Truth be told, the lights never even crossed our minds. Matt didn’t disappear, he died of a coma. A weird coma, but it’s still a common scientific thing to die from. And after all, I watched for 11 minutes and here I was. But that’s when I realized, I hadn’t. I broke my gaze to walk Craig and Jasmine back. This fucked me up, and for days I was just so confused. I couldn’t believe it, and I didn’t even tell Craig or Jasmine. I didn’t want to sound crazy, and I didn’t want to believe it. So we all mourned Matt in our own way, and eventually, we all sort of drifted. The people I once found all my comfort in were now the ones who put me most on edge. I reminded them of Matt, they reminded me of Matt. There was no winning.

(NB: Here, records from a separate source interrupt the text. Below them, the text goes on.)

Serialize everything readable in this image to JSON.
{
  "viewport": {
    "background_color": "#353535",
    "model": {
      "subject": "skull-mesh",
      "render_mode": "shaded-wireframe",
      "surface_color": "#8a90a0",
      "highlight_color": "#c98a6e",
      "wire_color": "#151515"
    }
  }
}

I struggled for a long time after that, and I still do. I still don’t know what happened. But I have a theory that I still hate. Maybe the lights don’t take you away physically. Maybe they only take your soul. Maybe that’s why Matt’s eyes looked so dead that day, maybe that’s why his last words to me were a cryptic warning.

I mean, the night Matt died, the lights did seem to glow a bit more green than normal.

Credit: Alyssa

VN:F [1.9.22_1171]
Rate This Pasta
Rating: 7.9/10 (266 votes cast)
LineWhatsAppTumblrFacebookTwitterRedditPinterestGoogle GmailGoogle+StumbleUponShare

Darkness Unfolds

April 1, 2016 at 6:00 PM
VN:F [1.9.22_1171]
Rate This Pasta
Rating: 5.2/10 (125 votes cast)

I’ve decided to put this down to writing, since I’m not sure anyone else has experienced this. If anyone has, please get in touch ASAP, since this is getting worrying.

A few weeks ago, I’d started experiencing fuzzy vision. I’d be doing whatever, eating, writing, be on my bike, and my vision would get all blurry and sometimes I even fell down… I decided not to tell anyone. It was no use worrying them, I was probably just tired.

These started getting more and more regular. Now strange shapes had started to dance around like shadows cast by a fire, contorting into snarling, disturbing faces. They formed into shapes, a hanged man, a woman with no eyes, a dog with its belly ripped open, a small child with it’s wrists cut, lying on the ground… I closed my eyes when it got too disturbing, but I could somehow still see the visions in my head.

I decided to get it to stop. I contacted a so-called paranormal expert on the Internet and waited for a reply. He said to meet him the next day.

That night, I had the worst bout of all of them so far. I started sweating uncontrollably and felt as if darks clouds were closing in on me, the blue gap between them slowly fading and giving way to darkness. Then I had a series of violent spasms, and saw a black figure on the ceiling. He was not deformed and rapidly changing shapes like the others, he clearly had the figure of a hunched back man. As he slowly came into focus I could start seeing his features, and in colour too. He was an old man with gouged eyes, and two holes in his hand. The wounds looked fresh, and a drop of blood even trickled down and hit my bedsheets.

The man beckoned to me. “Come forth, and see the truth.” I got out of my bed and he grasped my hand and we flew out the window. He showed me the UK, then we flew higher and he showed me the world. At this point I could no longer breath and choked to death.

The last words I ever heard haunt me to this day. Dark, disturbing words. Full of an unknown evil power.

“Oh bugger, you guys don’t breathe in space do you”

Credit To – SDR

VN:F [1.9.22_1171]
Rate This Pasta
Rating: 5.2/10 (125 votes cast)
LineWhatsAppTumblrFacebookTwitterRedditPinterestGoogle GmailGoogle+StumbleUponShare